An American White Pelican over Orleans:
I don’t want to take away anything from the late Dr. King, but I too have a dream. Only mine isn’t a society altering metaphorical dream. My dream is more like a bird-related nightmare, and I have it on a regular basis. No matter what else I’m doing in my dream, I always seem to find a rare bird (no surprise there). But when I try to take a photo of the rarity, there’s invariably an issue with my camera: either the battery is dead, or it won’t focus or there’s something covering the lens…usually spilled ice cream, which is understandable.
Today, there was an opportunity for this bad dream to come true in real life. I was walking along Mill Pond in Orleans, when I looked up and saw several gulls soaring overhead. One of the gulls was significantly larger than the others, so I raised my binoculars, and OMG! It was a white pelican. The bird was flying high and was about to disappear over the tree line, so I yanked the lens cover off my camera and snapped the shutter as fast as I could. I was hoping to capture an image (and proof) before the bird was totally gone. Unlike my recurring dream, everything worked perfectly. I was able to get a documenting photo of this rare occurrence, although the pic was a little fuzzy. There must have been spilled ice cream on the lens, which is understandable.
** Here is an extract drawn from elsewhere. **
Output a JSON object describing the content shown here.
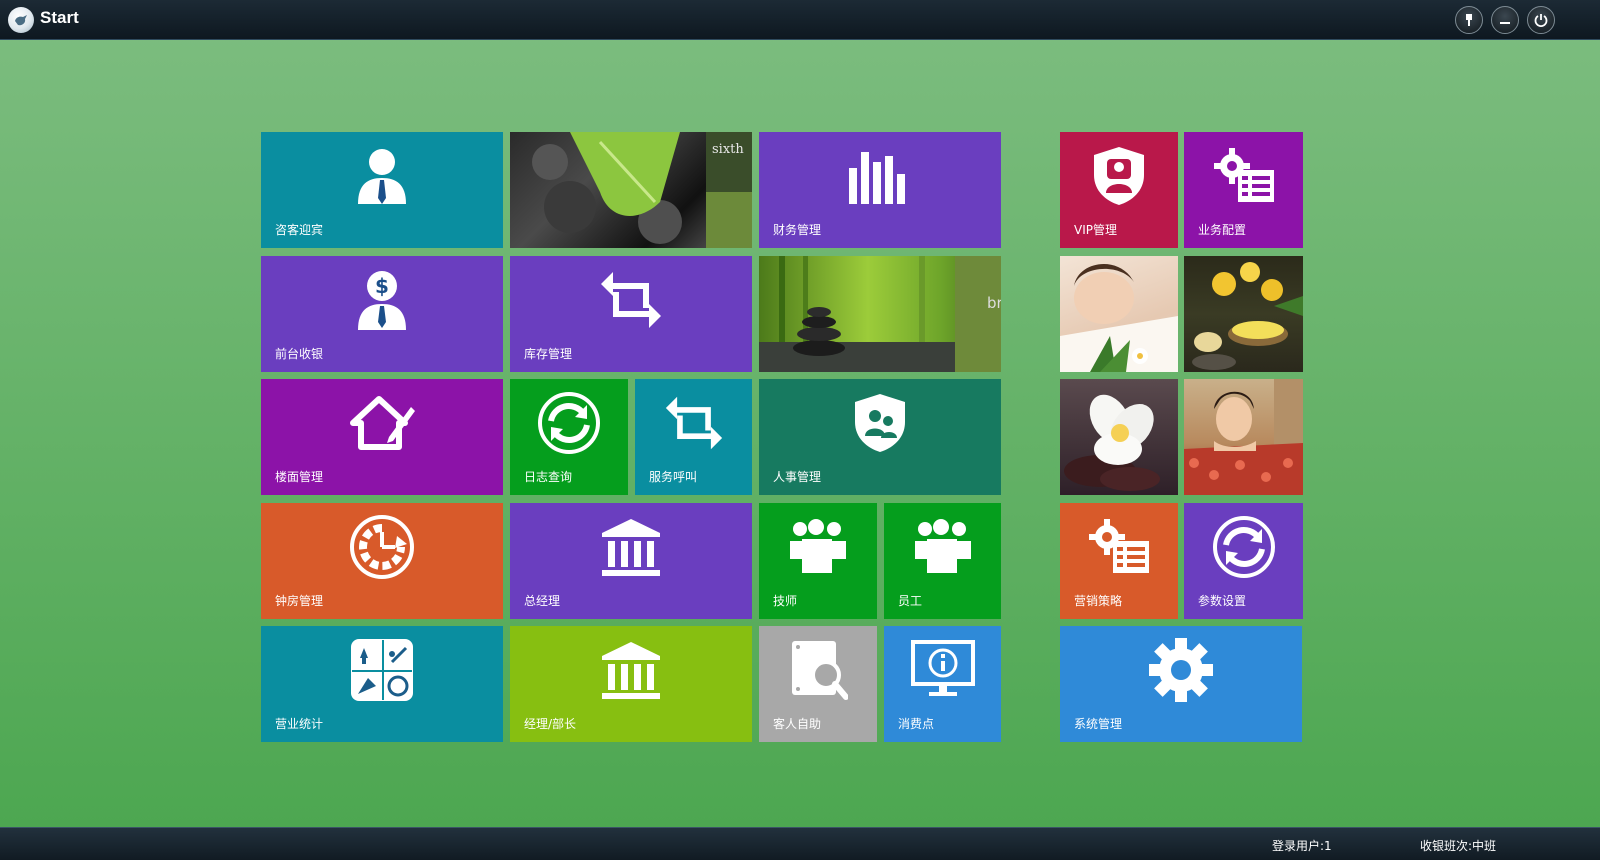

White pelicans are huge birds. How huge are they? They have a nine-foot wingspan (yes, nine feet…just think about that for minute) and weigh nearly twice as much as a Bald Eagle. They also don’t live around here. White pelicans aren’t the coast huggers their smaller cousins, the Brown Pelicans, are. They actually breed well inland, in such non-oceanic locations as the Dakotas and Alberta, Canada. This is why I was so excited to see one flying over my hometown. I’m sure all sorts of rare, less obvious species pass through the Cape all the time and many go unnoticed. A bird this massive, however, should have been seen by a lot of folks, but as far as I can tell, I was the only person who saw it. This is why I needed a photo. It’s not that other birders wouldn’t believe me…but they wouldn’t.
Bird species tend to behave much the same way their close relatives do. For example, hummingbirds essentially all feed the same way, while Carolina Chickadees and Black-capped Chickadees both act like, well, chickadees. This makes sense to me, but apparently it doesn’t make any sense to North America’s two species of pelicans. The Brown Pelican and American White Pelican don’t feed the same way or even enjoy the same habitat. Basically, the things the two birds have most in common are their huge beaks…and their last name.
Anyone who has been to Florida, or any other coastal area in the South, has likely seen Brown Pelicans in action. They hunt by flying above the ocean and diving down to capture fish, Osprey style. But unlike Ospreys, which dive feet first, the Brown Pelican hits the water with its face. Ouch! Oh sure, they have special adaptations to help mitigate the impact, but it still seems like a tough way to earn a living, and white pelicans couldn’t agree more. There is no crashing face first into the water for them. They hunt by calmly swimming along the surface and scooping whatever fish are naive enough to come too close. Often several of the big white birds hunt in a group (squadron) and will actually drive a school (group) of fish into the shallows for easy scooping. You would think at some point the Brown Pelicans would see what their cousins are doing and try the scooping method, and sometimes they do, but mostly they seem to prefer the painful diving and splashing technique. Go figure.
Brown Pelicans are also into seafood, consuming a diverse assortment of saltwater fish. White pelicans, on the other hand, understand that too much salt in their diet isn’t a good thing, so they also eat a lot of freshwater fish, especially while they are on their breeding grounds. Both pelican species spend the winter near the coast, but when spring arrives, the big white birds head north to the center of the continent. Here they breed in large colonies, typically located on barren islands in the middle of remote lakes. After their eggs hatch, the babies are fed a lovely diet of regurgitated fish.
Cartoons always show pelicans carrying a load of fresh fish in their giant pouches, but this isn’t true. Once fish are caught, they are immediately swallowed whole and not spit up until later, when the adults arrive back at the nest. I don’t want to tell nature how to do things, but the cartoons make a lot of sense. Pelicans are born with their own reusable shopping bags and they should use them. What’s the point of swallowing food, and then spitting it up again? Not only is it a waste of time, but it’s also disgusting. Nature could learn a lot from cartoons. I sure do. Birding is such a serendipitous hobby. One moment there’s nothing around except sparrows, and then suddenly there’s a giant bird flying overhead, one that’s 1,400 miles out of its usual range. How this pelican ended up in Orleans is a question that I don’t even think the bird itself knows the answer to. I was just happy I was able to get a picture of it. After downloading the photo, I was going to take a minute and wipe the spilled ice cream off my lens, but then I thought, why bother? It’s only going to get spilled on there again eventually.